Doug: It's a great measure to determine - is it getting ahead of itself? You can use this for an individual stock, or just for the market overall, to determine where it is. Is it cheap, is it moderately priced, or is it expensive?
Ali: And that's when, when you hear people on TV shows say, "This stock is cheap, this stock is expensive," or the market is expensive, which is something that a lot of people are saying right now.
Doug: So if you go back from the initial boom in the late 90s into the top of 2000, you will see at the peak there the PE ratio, and really what the PE ratio is, is you take the price of the stock, and you take the earnings, and so simply if a stock has earning of a dollar per share, then if the stock is trading at $25, then the price relative to the earnings is 25.
Ali: So the PE ratio of that stock is 25?
Doug: Exactly, and that's peak you hit there in March of 2000. And so, the average in history past is about 18. If you're looking forward, it's about 16. So that's where people say 17 is a good number to think about. When you see a number like 25, that's way high, and that's when typically you see a drop, and you see exactly what happened after 2000, and a low point in 2002.
Ali: Fast-forward to October 9, 2007. That was a high-point in the Dow before the recession.
Ali: And we were at 17, so it wasn't a given that market was overpriced, even though it was going to go down for the following year.
Doug: That's right. And I might argue that that was purely related to the financial crisis, which sort-of side-stepped this. If you skip over, you're looking now, and your saying "Is the market over-valued?" Even though the market has run up a lot in percentage...
Ali: The PE is actually lower than it was in 2007.
Doug: It doesn't make it overpriced because it's related to the earnings. If the earning go up 100%, then the price can go up 100% and the multiple hasn't moved. Now that being said, if we continue on and the price keeps going and going and going, but the earnings stagnate, that's where the multiple's going to get out of whack, or too high, and you have to be concerned about where you're buying it.
Ali: So what do you do with this information?
Doug: What you do, whether you're looking at an individual security, or you have a large lump sum of cash, and you know the market's up after the lows of the financial crisis, and you ask, "Do I want to throw money at it?" You might say, "The market right now is reasonable priced." Going back to that chart, at the lows of 2009, it was on sale.
Ali: Right, and that has worn out. If you bought stocks in March of 2009, you have done phenomenally well. And that actually explains this fortification in our economy: those people who had money to buy stocks in 2009 have done so well.
Doug: That's right, and you have to disconnect, necessarily, the market from the economy sometimes. The market, when things are underpriced, are going to snap back and become reasonably priced; and that's where we are. Now people think it's overpriced because of where we were, but if you look at the multiple, at least in this measure, it's not overpriced...yet.

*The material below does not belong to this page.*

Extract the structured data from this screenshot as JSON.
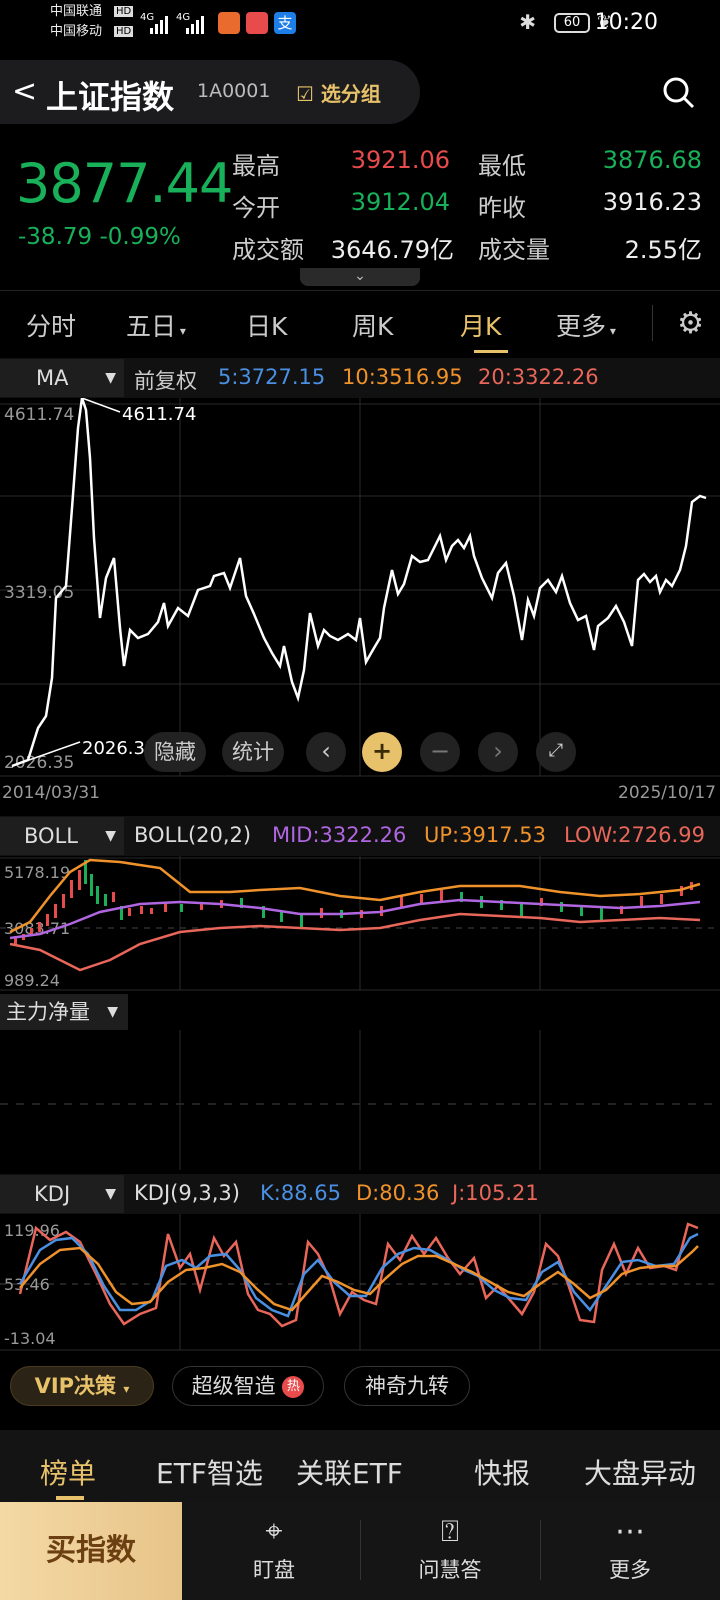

Ali: If we keep going on this trajectory, there might be a point when you come into me and say, "Alright, now we're trading at 18."
Doug: Yes, and 20's right where we really start to worry, and you say, "Maybe I won't just take a large sum of dollars and just throw it in the market at those multiples." Right now, its reasonable, you're not going to make as much money than had you done it a few years ago, but it's not like you're buying it overpriced, just yet.
Ali: We always pay attention to the P. This is why the E, the earnings, become important. I often talk about corporate earnings on the show, and I'm sure my viewers glaze over it because it can be boring, but the earning trend is the other side of this equation. If you constantly coming out and warning, or missing their earnings estimates, earning less than they did last year, that has to come into this equation.
Doug: Exactly, or if you see them on the flip side, if they unfortunately if they lay off people, a lot of times that translates into higher earnings because their costs go down. You say of course if I'm the person who got laid off that's terrible, but if I'm an investor in that company, and that company becomes leaner, and their corporate profits rise, that's how you make money, because the company's going to earn more.
Doug: Therefore can support a higher price, and this is what it's all about. Earnings over time drive the market, that is really what drives the market over the long-haul, that's why is not only really important to look at it now, but on an ongoing basis.